Records supplied START
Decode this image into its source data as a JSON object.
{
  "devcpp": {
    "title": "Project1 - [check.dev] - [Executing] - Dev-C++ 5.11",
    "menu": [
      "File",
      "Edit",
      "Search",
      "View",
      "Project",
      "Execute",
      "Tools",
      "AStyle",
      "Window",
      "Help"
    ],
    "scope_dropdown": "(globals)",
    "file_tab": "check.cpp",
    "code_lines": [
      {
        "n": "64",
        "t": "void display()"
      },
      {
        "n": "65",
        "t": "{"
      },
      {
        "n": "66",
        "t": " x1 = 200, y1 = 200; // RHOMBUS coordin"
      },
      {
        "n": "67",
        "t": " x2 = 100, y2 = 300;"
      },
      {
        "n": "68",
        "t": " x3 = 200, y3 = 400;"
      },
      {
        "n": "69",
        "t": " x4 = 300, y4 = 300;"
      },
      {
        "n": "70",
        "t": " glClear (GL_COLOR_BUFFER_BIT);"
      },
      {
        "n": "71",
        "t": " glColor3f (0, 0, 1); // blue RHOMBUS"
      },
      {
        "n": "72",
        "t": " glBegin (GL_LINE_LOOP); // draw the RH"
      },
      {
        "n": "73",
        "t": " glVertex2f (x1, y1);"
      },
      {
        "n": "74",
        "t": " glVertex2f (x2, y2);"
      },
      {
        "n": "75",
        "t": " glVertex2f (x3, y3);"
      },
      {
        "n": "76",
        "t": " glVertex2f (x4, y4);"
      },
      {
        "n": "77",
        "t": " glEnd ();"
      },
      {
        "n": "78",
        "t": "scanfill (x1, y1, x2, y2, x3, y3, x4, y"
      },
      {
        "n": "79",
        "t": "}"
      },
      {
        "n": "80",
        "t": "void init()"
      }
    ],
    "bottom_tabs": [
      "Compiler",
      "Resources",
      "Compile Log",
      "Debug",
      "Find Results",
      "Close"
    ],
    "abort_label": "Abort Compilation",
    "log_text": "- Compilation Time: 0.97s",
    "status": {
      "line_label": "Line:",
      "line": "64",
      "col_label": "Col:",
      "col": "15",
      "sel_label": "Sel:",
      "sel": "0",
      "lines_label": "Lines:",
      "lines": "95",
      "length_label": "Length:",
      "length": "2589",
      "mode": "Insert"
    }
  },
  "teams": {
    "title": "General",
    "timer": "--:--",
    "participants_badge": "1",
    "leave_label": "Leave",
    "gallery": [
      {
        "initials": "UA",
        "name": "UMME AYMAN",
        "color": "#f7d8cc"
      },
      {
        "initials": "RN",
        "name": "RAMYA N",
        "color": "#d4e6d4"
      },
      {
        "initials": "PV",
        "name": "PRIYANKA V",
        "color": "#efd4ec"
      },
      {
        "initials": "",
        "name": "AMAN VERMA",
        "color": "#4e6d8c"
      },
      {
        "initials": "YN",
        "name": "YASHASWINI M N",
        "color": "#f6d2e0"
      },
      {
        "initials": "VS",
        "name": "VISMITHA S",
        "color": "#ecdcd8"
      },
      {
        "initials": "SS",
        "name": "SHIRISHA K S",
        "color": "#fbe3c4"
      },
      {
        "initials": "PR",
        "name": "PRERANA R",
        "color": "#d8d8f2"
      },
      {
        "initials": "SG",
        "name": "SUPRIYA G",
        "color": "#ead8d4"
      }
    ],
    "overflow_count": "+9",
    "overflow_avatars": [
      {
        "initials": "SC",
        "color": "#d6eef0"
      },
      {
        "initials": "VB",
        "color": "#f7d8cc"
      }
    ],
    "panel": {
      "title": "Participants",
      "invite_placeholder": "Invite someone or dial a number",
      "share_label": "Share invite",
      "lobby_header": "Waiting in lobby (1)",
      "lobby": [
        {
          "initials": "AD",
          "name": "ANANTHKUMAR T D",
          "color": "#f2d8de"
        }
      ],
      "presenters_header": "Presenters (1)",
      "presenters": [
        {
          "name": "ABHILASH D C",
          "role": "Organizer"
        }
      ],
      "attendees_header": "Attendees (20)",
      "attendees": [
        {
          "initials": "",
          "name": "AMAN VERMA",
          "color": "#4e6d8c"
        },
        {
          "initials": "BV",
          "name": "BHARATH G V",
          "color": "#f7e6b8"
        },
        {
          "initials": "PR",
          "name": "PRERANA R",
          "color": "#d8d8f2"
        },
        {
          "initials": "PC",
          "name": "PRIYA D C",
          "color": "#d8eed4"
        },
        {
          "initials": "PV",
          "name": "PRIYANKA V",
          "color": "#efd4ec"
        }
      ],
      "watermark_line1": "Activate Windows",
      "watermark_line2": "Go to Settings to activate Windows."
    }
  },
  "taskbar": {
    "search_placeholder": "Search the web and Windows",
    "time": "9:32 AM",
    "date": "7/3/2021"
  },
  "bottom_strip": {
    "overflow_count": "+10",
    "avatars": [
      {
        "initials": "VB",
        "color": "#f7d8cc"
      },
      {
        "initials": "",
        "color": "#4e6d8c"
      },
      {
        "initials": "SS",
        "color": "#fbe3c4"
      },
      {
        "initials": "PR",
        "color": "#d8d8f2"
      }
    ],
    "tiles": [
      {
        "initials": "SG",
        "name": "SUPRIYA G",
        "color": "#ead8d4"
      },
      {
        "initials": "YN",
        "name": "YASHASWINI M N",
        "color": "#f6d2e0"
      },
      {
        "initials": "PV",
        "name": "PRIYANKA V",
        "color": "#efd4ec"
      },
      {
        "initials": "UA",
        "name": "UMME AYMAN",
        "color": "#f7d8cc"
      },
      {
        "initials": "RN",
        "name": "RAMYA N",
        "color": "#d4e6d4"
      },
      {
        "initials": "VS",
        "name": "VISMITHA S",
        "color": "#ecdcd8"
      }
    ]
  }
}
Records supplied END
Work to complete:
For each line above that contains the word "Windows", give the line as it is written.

Reply to the task:
      "watermark_line1": "Activate Windows",
      "watermark_line2": "Go to Settings to activate Windows."
    "search_placeholder": "Search the web and Windows",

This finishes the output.